The Bellevue Theater was constructed in 1921 by Leon H. Lempert & Sons
In 1928, The Bellevue Theatre closed its doors only to be purchased one year later by the Shea-Publix Theatre Company, where they purchased a 21-year lease at a total rental cost of $900,000
In the 1940s, Vincent McFaul, a subsidiary of Paramount Pictures, purchased the theatre from Shea-Publix. For their grand re-opening of The Bellevue, the world premier of Niagara Falls, a Hal Roach comedy about newlywed life starring Tom Brown, Marjorie Woodward, Zazu Pitts, and Slim Summerville, was held On October 25, 1941 at 8:00 p.m.Over 1,000 attended the film that local papers reviewed as being “one of the funniest comedies of the year”, including the acting mayor of Niagara Falls, John H. Keller.
Then, in the 1960s, it was purchased by the Strand Cataract Theatre Corp. and renamed The Rapids Theatre.. Under new management of a woman named Miss Louise Marigia, many improvements and changes were made to the building. It was decorated with “flame red and green” furnishings and was described by local newspapers as being “splendid” and “handsome.” Also during this time, the theatre was credited as having the first marquee in Western New York to use the Wagner type changeable letter mounting with transparent Plexiglas rails. It was installed by a local business named Cooper Neon Sign Company. The Rapids held its grand opening on July 15, 1961.
Eventually, business declined and the theatre, along with several other businesses in the economically stagnant Niagara Falls commercial district, closed down until it reopened in 1974 as The Late Show discotheque. That business lasted until 1995, was closed down, and then reopened as yet another dance club called The Masquerade in 1996. In 1998, it operated very briefly as a night club under the name, Centre Stage.
The building was sold in 1999 for $13,000 at a city foreclosure auction. It had a brief run in 2002 when it opened up as The Pleasure Dome. Two years later in 2004, the building was managed by Robert D. Hyde and Ray Page as simply The Dome Theatre, where it held heavy rock performances by Alice in Chains, Dragonforce, The Deftones and the controversial “Girls Gone Wild” Tour. It closed once again and was purchased at a tax foreclosure auction in 2007 by current owner and Niagara Falls native, John Hutchins, for $85,000.

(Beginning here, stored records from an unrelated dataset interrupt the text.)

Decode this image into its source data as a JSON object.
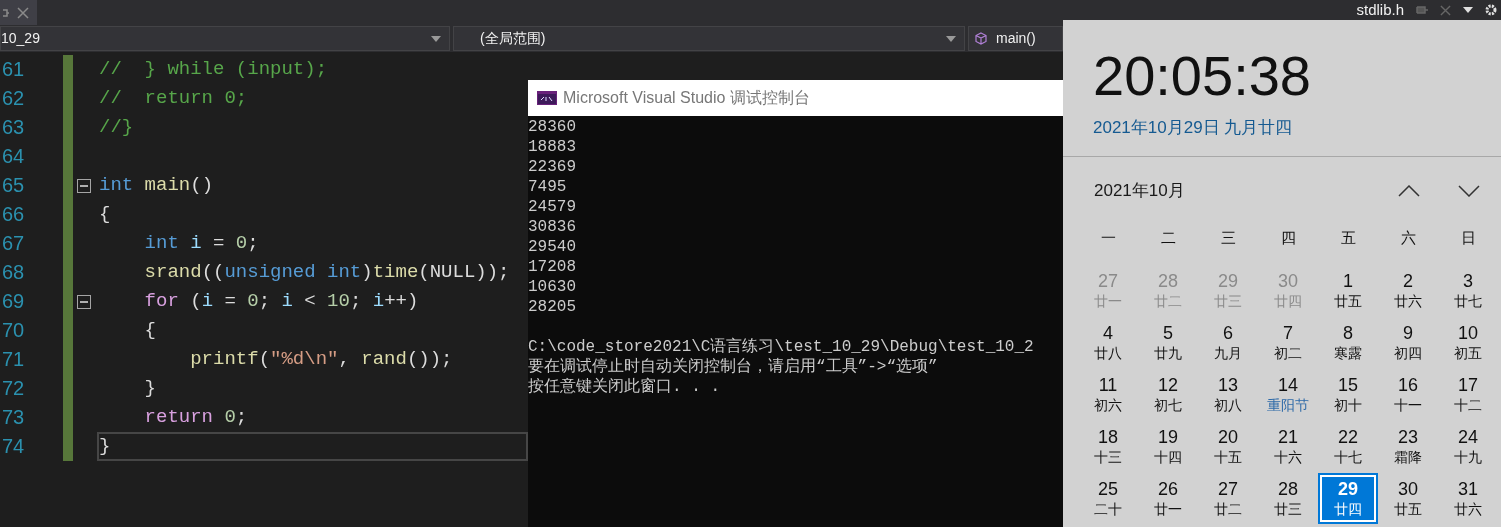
{
  "tab_bar": {
    "file_tab": "stdlib.h"
  },
  "navigation": {
    "project": "10_29",
    "scope": "(全局范围)",
    "member": "main()"
  },
  "editor": {
    "lines": [
      {
        "number": "61",
        "fold": false,
        "current": false,
        "tokens": [
          {
            "text": "//  } while (input);",
            "kind": "comment"
          }
        ]
      },
      {
        "number": "62",
        "fold": false,
        "current": false,
        "tokens": [
          {
            "text": "//  return 0;",
            "kind": "comment"
          }
        ]
      },
      {
        "number": "63",
        "fold": false,
        "current": false,
        "tokens": [
          {
            "text": "//}",
            "kind": "comment"
          }
        ]
      },
      {
        "number": "64",
        "fold": false,
        "current": false
      },
      {
        "number": "65",
        "fold": true,
        "current": false,
        "tokens": [
          {
            "text": "int",
            "kind": "keyword"
          },
          {
            "text": " main",
            "kind": "function"
          },
          {
            "text": "()",
            "kind": "plain"
          }
        ]
      },
      {
        "number": "66",
        "fold": false,
        "current": false,
        "tokens": [
          {
            "text": "{",
            "kind": "plain"
          }
        ]
      },
      {
        "number": "67",
        "fold": false,
        "current": false,
        "tokens": [
          {
            "text": "    int",
            "kind": "keyword"
          },
          {
            "text": " i",
            "kind": "variable"
          },
          {
            "text": " = ",
            "kind": "plain"
          },
          {
            "text": "0",
            "kind": "number"
          },
          {
            "text": ";",
            "kind": "plain"
          }
        ]
      },
      {
        "number": "68",
        "fold": false,
        "current": false,
        "tokens": [
          {
            "text": "    srand",
            "kind": "function"
          },
          {
            "text": "((",
            "kind": "plain"
          },
          {
            "text": "unsigned int",
            "kind": "keyword"
          },
          {
            "text": ")",
            "kind": "plain"
          },
          {
            "text": "time",
            "kind": "function"
          },
          {
            "text": "(NULL));",
            "kind": "plain"
          }
        ]
      },
      {
        "number": "69",
        "fold": true,
        "current": false,
        "tokens": [
          {
            "text": "    for",
            "kind": "control"
          },
          {
            "text": " (",
            "kind": "plain"
          },
          {
            "text": "i",
            "kind": "variable"
          },
          {
            "text": " = ",
            "kind": "plain"
          },
          {
            "text": "0",
            "kind": "number"
          },
          {
            "text": "; ",
            "kind": "plain"
          },
          {
            "text": "i",
            "kind": "variable"
          },
          {
            "text": " < ",
            "kind": "plain"
          },
          {
            "text": "10",
            "kind": "number"
          },
          {
            "text": "; ",
            "kind": "plain"
          },
          {
            "text": "i",
            "kind": "variable"
          },
          {
            "text": "++)",
            "kind": "plain"
          }
        ]
      },
      {
        "number": "70",
        "fold": false,
        "current": false,
        "tokens": [
          {
            "text": "    {",
            "kind": "plain"
          }
        ]
      },
      {
        "number": "71",
        "fold": false,
        "current": false,
        "tokens": [
          {
            "text": "        printf",
            "kind": "function"
          },
          {
            "text": "(",
            "kind": "plain"
          },
          {
            "text": "\"%d\\n\"",
            "kind": "string"
          },
          {
            "text": ", ",
            "kind": "plain"
          },
          {
            "text": "rand",
            "kind": "function"
          },
          {
            "text": "());",
            "kind": "plain"
          }
        ]
      },
      {
        "number": "72",
        "fold": false,
        "current": false,
        "tokens": [
          {
            "text": "    }",
            "kind": "plain"
          }
        ]
      },
      {
        "number": "73",
        "fold": false,
        "current": false,
        "tokens": [
          {
            "text": "    return",
            "kind": "control"
          },
          {
            "text": " 0",
            "kind": "number"
          },
          {
            "text": ";",
            "kind": "plain"
          }
        ]
      },
      {
        "number": "74",
        "fold": false,
        "current": true,
        "tokens": [
          {
            "text": "}",
            "kind": "plain"
          }
        ]
      }
    ]
  },
  "console": {
    "title": "Microsoft Visual Studio 调试控制台",
    "numbers": [
      "28360",
      "18883",
      "22369",
      "7495",
      "24579",
      "30836",
      "29540",
      "17208",
      "10630",
      "28205"
    ],
    "messages": [
      "C:\\code_store2021\\C语言练习\\test_10_29\\Debug\\test_10_2",
      "要在调试停止时自动关闭控制台，请启用“工具”->“选项”",
      "按任意键关闭此窗口. . ."
    ]
  },
  "clock": {
    "time": "20:05:38",
    "date": "2021年10月29日 九月廿四"
  },
  "calendar": {
    "month": "2021年10月",
    "weekdays": [
      "一",
      "二",
      "三",
      "四",
      "五",
      "六",
      "日"
    ],
    "days": [
      {
        "day": "27",
        "lunar": "廿一",
        "in_month": false,
        "selected": false,
        "festival": false
      },
      {
        "day": "28",
        "lunar": "廿二",
        "in_month": false,
        "selected": false,
        "festival": false
      },
      {
        "day": "29",
        "lunar": "廿三",
        "in_month": false,
        "selected": false,
        "festival": false
      },
      {
        "day": "30",
        "lunar": "廿四",
        "in_month": false,
        "selected": false,
        "festival": false
      },
      {
        "day": "1",
        "lunar": "廿五",
        "in_month": true,
        "selected": false,
        "festival": false
      },
      {
        "day": "2",
        "lunar": "廿六",
        "in_month": true,
        "selected": false,
        "festival": false
      },
      {
        "day": "3",
        "lunar": "廿七",
        "in_month": true,
        "selected": false,
        "festival": false
      },
      {
        "day": "4",
        "lunar": "廿八",
        "in_month": true,
        "selected": false,
        "festival": false
      },
      {
        "day": "5",
        "lunar": "廿九",
        "in_month": true,
        "selected": false,
        "festival": false
      },
      {
        "day": "6",
        "lunar": "九月",
        "in_month": true,
        "selected": false,
        "festival": false
      },
      {
        "day": "7",
        "lunar": "初二",
        "in_month": true,
        "selected": false,
        "festival": false
      },
      {
        "day": "8",
        "lunar": "寒露",
        "in_month": true,
        "selected": false,
        "festival": false
      },
      {
        "day": "9",
        "lunar": "初四",
        "in_month": true,
        "selected": false,
        "festival": false
      },
      {
        "day": "10",
        "lunar": "初五",
        "in_month": true,
        "selected": false,
        "festival": false
      },
      {
        "day": "11",
        "lunar": "初六",
        "in_month": true,
        "selected": false,
        "festival": false
      },
      {
        "day": "12",
        "lunar": "初七",
        "in_month": true,
        "selected": false,
        "festival": false
      },
      {
        "day": "13",
        "lunar": "初八",
        "in_month": true,
        "selected": false,
        "festival": false
      },
      {
        "day": "14",
        "lunar": "重阳节",
        "in_month": true,
        "selected": false,
        "festival": true
      },
      {
        "day": "15",
        "lunar": "初十",
        "in_month": true,
        "selected": false,
        "festival": false
      },
      {
        "day": "16",
        "lunar": "十一",
        "in_month": true,
        "selected": false,
        "festival": false
      },
      {
        "day": "17",
        "lunar": "十二",
        "in_month": true,
        "selected": false,
        "festival": false
      },
      {
        "day": "18",
        "lunar": "十三",
        "in_month": true,
        "selected": false,
        "festival": false
      },
      {
        "day": "19",
        "lunar": "十四",
        "in_month": true,
        "selected": false,
        "festival": false
      },
      {
        "day": "20",
        "lunar": "十五",
        "in_month": true,
        "selected": false,
        "festival": false
      },
      {
        "day": "21",
        "lunar": "十六",
        "in_month": true,
        "selected": false,
        "festival": false
      },
      {
        "day": "22",
        "lunar": "十七",
        "in_month": true,
        "selected": false,
        "festival": false
      },
      {
        "day": "23",
        "lunar": "霜降",
        "in_month": true,
        "selected": false,
        "festival": false
      },
      {
        "day": "24",
        "lunar": "十九",
        "in_month": true,
        "selected": false,
        "festival": false
      },
      {
        "day": "25",
        "lunar": "二十",
        "in_month": true,
        "selected": false,
        "festival": false
      },
      {
        "day": "26",
        "lunar": "廿一",
        "in_month": true,
        "selected": false,
        "festival": false
      },
      {
        "day": "27",
        "lunar": "廿二",
        "in_month": true,
        "selected": false,
        "festival": false
      },
      {
        "day": "28",
        "lunar": "廿三",
        "in_month": true,
        "selected": false,
        "festival": false
      },
      {
        "day": "29",
        "lunar": "廿四",
        "in_month": true,
        "selected": true,
        "festival": false
      },
      {
        "day": "30",
        "lunar": "廿五",
        "in_month": true,
        "selected": false,
        "festival": false
      },
      {
        "day": "31",
        "lunar": "廿六",
        "in_month": true,
        "selected": false,
        "festival": false
      }
    ]
  }
}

The run-down building underwent several renovations totaling $1. 8 million and received assistance through a grant from the NFC Development Corporation, an agency of the City of Niagara Falls' Office of Economic Development which gives grants and loans to help businesses, in late 2008. The grant, which amounted to $250,000, came from the city’s share of slots revenue from the Seneca Niagara Casino & Hotel located downtown. Renovations included new sound and lighting systems, an outdoor electronic marquee above the theatre doors, a maple-wood bar, and new floor, and art -deco plaster repaired walls . The newly renovated Rapids Theatre held its grand public opening on December 5, 2009
-Adapted from Wikipedia Article The Rapids Theater